• **Exercise**:
Copy each line below word for word and drop every image.
[[ Dataset excerpts open ]]
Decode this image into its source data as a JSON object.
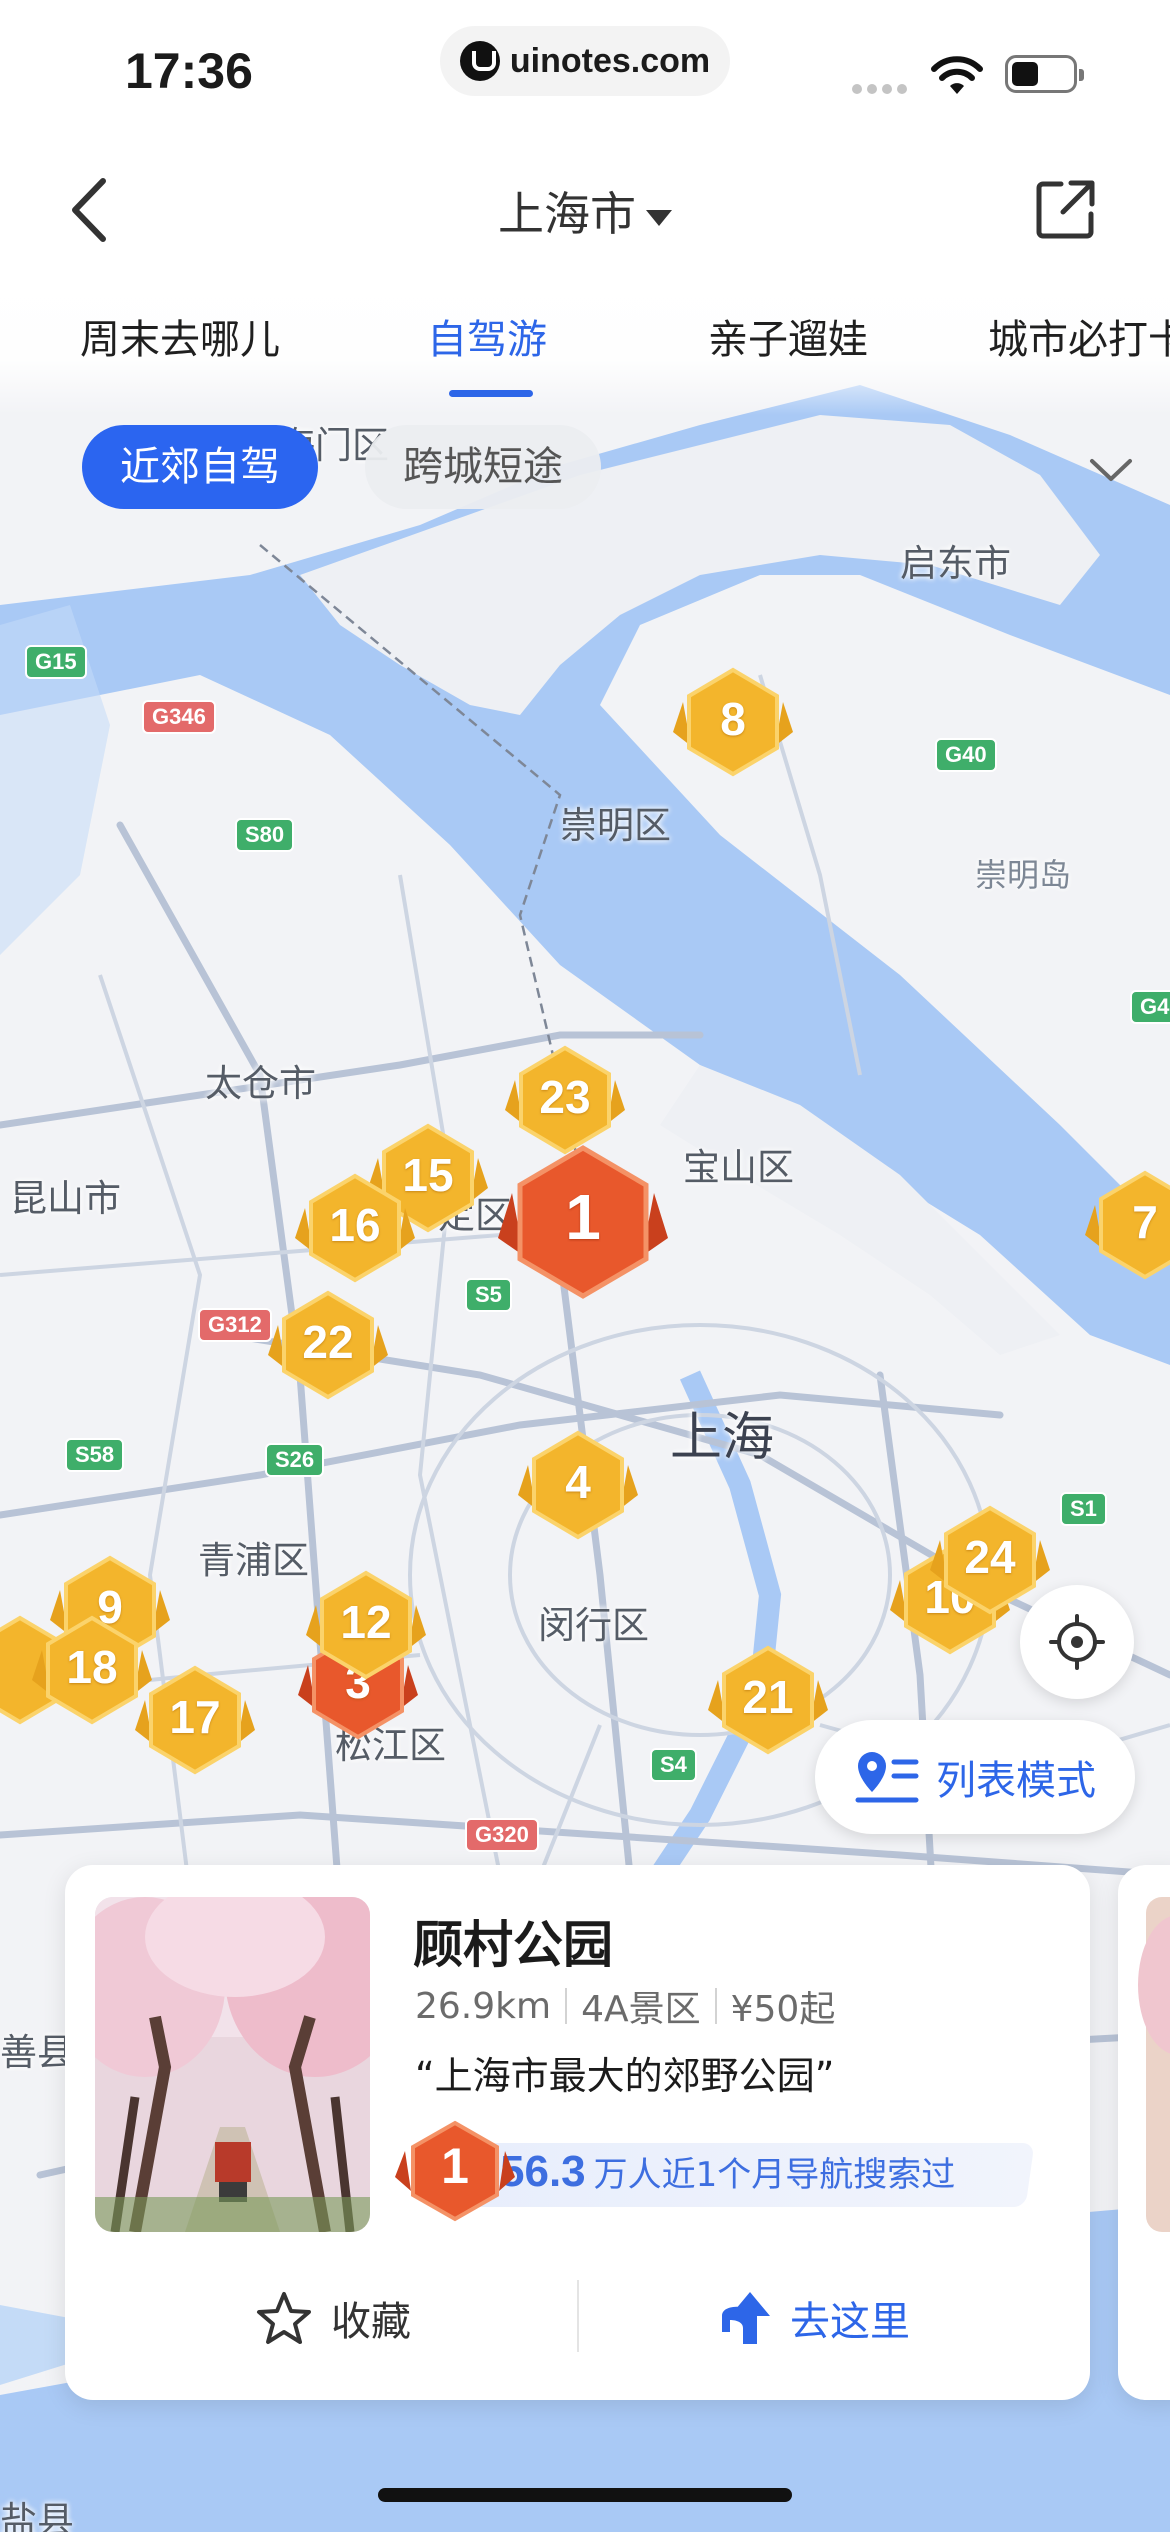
{
  "status_bar": {
    "time": "17:36",
    "url": "uinotes.com"
  },
  "nav": {
    "city": "上海市"
  },
  "tabs": [
    "周末去哪儿",
    "自驾游",
    "亲子遛娃",
    "城市必打卡"
  ],
  "active_tab": "自驾游",
  "chips": {
    "active": "近郊自驾",
    "inactive": "跨城短途"
  },
  "map": {
    "labels": {
      "haimen": "海门区",
      "qidong": "启东市",
      "chongming": "崇明区",
      "chongmingdao": "崇明岛",
      "taicang": "太仓市",
      "kunshan": "昆山市",
      "baoshan": "宝山区",
      "jiading": "定区",
      "shanghai": "上海",
      "qingpu": "青浦区",
      "minhang": "闵行区",
      "songjiang": "松江区",
      "shanxian": "善县",
      "yanxian": "盐县"
    },
    "roads": [
      "G15",
      "G346",
      "S80",
      "G40",
      "G4",
      "S5",
      "G312",
      "S26",
      "S58",
      "S1",
      "S4",
      "G320"
    ],
    "markers": [
      "8",
      "23",
      "15",
      "16",
      "1",
      "7",
      "22",
      "4",
      "24",
      "10",
      "9",
      "18",
      "12",
      "3",
      "17",
      "21"
    ]
  },
  "buttons": {
    "list_mode": "列表模式"
  },
  "card": {
    "name": "顾村公园",
    "distance": "26.9km",
    "level": "4A景区",
    "price": "¥50起",
    "quote": "“上海市最大的郊野公园”",
    "rank": "1",
    "searches": "56.3",
    "search_text": "万人近1个月导航搜索过",
    "favorite": "收藏",
    "go": "去这里"
  },
  "colors": {
    "accent": "#2d66e8",
    "marker_gold": "#f3b52c",
    "marker_top": "#e8582c"
  },
  "icons": [
    "back-icon",
    "share-icon",
    "chevron-down-icon",
    "locate-icon",
    "list-mode-icon",
    "star-icon",
    "navigate-arrow-icon"
  ]
}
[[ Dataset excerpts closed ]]
• **Worked solution**:
Decode this image into its source data as a JSON object.
{
  "status_bar": {
    "time": "17:36",
    "url": "uinotes.com"
  },
  "nav": {
    "city": "上海市"
  },
  "tabs": [
    "周末去哪儿",
    "自驾游",
    "亲子遛娃",
    "城市必打卡"
  ],
  "active_tab": "自驾游",
  "chips": {
    "active": "近郊自驾",
    "inactive": "跨城短途"
  },
  "map": {
    "labels": {
      "haimen": "海门区",
      "qidong": "启东市",
      "chongming": "崇明区",
      "chongmingdao": "崇明岛",
      "taicang": "太仓市",
      "kunshan": "昆山市",
      "baoshan": "宝山区",
      "jiading": "定区",
      "shanghai": "上海",
      "qingpu": "青浦区",
      "minhang": "闵行区",
      "songjiang": "松江区",
      "shanxian": "善县",
      "yanxian": "盐县"
    },
    "roads": [
      "G15",
      "G346",
      "S80",
      "G40",
      "G4",
      "S5",
      "G312",
      "S26",
      "S58",
      "S1",
      "S4",
      "G320"
    ],
    "markers": [
      "8",
      "23",
      "15",
      "16",
      "1",
      "7",
      "22",
      "4",
      "24",
      "10",
      "9",
      "18",
      "12",
      "3",
      "17",
      "21"
    ]
  },
  "buttons": {
    "list_mode": "列表模式"
  },
  "card": {
    "name": "顾村公园",
    "distance": "26.9km",
    "level": "4A景区",
    "price": "¥50起",
    "quote": "“上海市最大的郊野公园”",
    "rank": "1",
    "searches": "56.3",
    "search_text": "万人近1个月导航搜索过",
    "favorite": "收藏",
    "go": "去这里"
  },
  "colors": {
    "accent": "#2d66e8",
    "marker_gold": "#f3b52c",
    "marker_top": "#e8582c"
  },
  "icons": [
    "back-icon",
    "share-icon",
    "chevron-down-icon",
    "locate-icon",
    "list-mode-icon",
    "star-icon",
    "navigate-arrow-icon"
  ]
}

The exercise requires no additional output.